++++ RECORDS PROVIDED ++++
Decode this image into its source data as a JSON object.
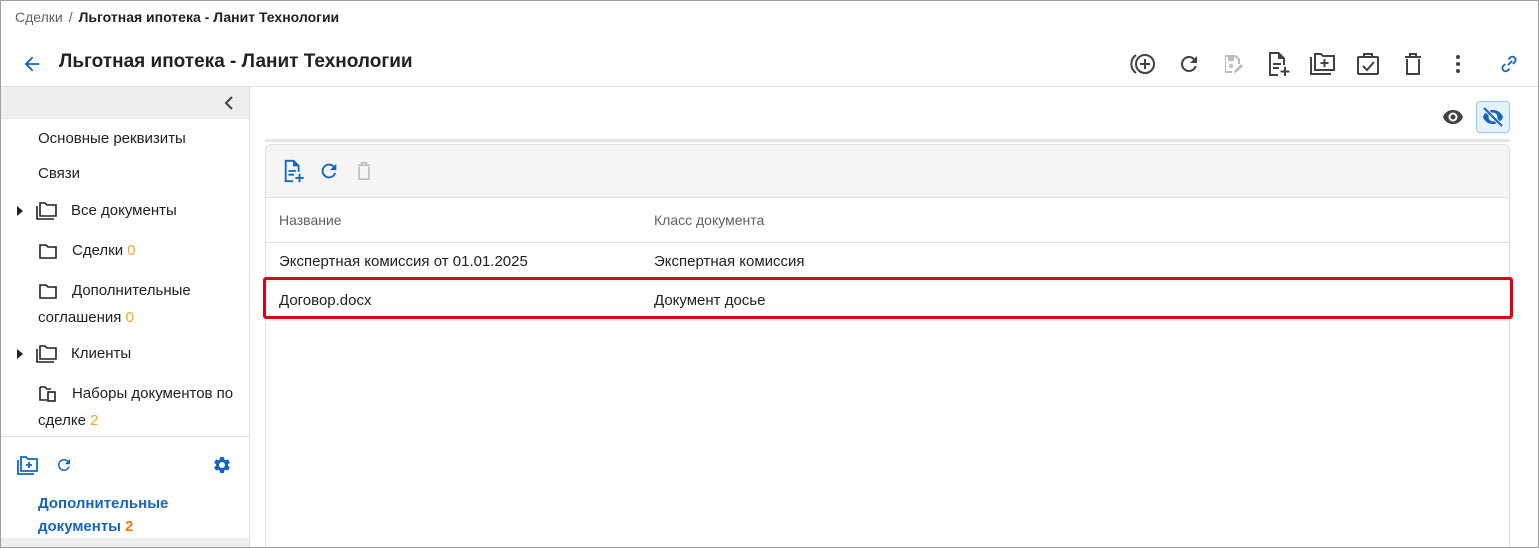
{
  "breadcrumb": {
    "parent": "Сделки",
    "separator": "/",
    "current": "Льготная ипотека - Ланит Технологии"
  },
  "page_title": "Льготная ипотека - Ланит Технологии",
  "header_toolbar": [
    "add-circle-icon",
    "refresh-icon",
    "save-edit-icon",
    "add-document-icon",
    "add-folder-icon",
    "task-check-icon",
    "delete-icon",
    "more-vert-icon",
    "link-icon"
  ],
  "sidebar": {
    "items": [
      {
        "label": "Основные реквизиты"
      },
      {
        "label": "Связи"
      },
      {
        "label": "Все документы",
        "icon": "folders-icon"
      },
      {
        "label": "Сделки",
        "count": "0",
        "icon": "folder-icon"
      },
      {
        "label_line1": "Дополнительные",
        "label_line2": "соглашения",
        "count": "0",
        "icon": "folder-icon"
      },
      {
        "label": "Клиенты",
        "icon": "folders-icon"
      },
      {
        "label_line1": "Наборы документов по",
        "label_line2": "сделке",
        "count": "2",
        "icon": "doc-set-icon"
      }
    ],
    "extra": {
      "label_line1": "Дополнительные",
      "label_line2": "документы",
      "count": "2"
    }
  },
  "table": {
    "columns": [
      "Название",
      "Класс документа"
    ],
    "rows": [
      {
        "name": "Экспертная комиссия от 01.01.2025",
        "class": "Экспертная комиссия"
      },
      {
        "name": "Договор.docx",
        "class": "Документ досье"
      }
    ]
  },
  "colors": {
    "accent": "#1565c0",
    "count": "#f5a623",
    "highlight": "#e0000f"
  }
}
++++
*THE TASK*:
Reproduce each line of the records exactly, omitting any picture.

*OUTPUT OF THE EXERCISE*:
Decode this image into its source data as a JSON object.
{
  "breadcrumb": {
    "parent": "Сделки",
    "separator": "/",
    "current": "Льготная ипотека - Ланит Технологии"
  },
  "page_title": "Льготная ипотека - Ланит Технологии",
  "header_toolbar": [
    "add-circle-icon",
    "refresh-icon",
    "save-edit-icon",
    "add-document-icon",
    "add-folder-icon",
    "task-check-icon",
    "delete-icon",
    "more-vert-icon",
    "link-icon"
  ],
  "sidebar": {
    "items": [
      {
        "label": "Основные реквизиты"
      },
      {
        "label": "Связи"
      },
      {
        "label": "Все документы",
        "icon": "folders-icon"
      },
      {
        "label": "Сделки",
        "count": "0",
        "icon": "folder-icon"
      },
      {
        "label_line1": "Дополнительные",
        "label_line2": "соглашения",
        "count": "0",
        "icon": "folder-icon"
      },
      {
        "label": "Клиенты",
        "icon": "folders-icon"
      },
      {
        "label_line1": "Наборы документов по",
        "label_line2": "сделке",
        "count": "2",
        "icon": "doc-set-icon"
      }
    ],
    "extra": {
      "label_line1": "Дополнительные",
      "label_line2": "документы",
      "count": "2"
    }
  },
  "table": {
    "columns": [
      "Название",
      "Класс документа"
    ],
    "rows": [
      {
        "name": "Экспертная комиссия от 01.01.2025",
        "class": "Экспертная комиссия"
      },
      {
        "name": "Договор.docx",
        "class": "Документ досье"
      }
    ]
  },
  "colors": {
    "accent": "#1565c0",
    "count": "#f5a623",
    "highlight": "#e0000f"
  }
}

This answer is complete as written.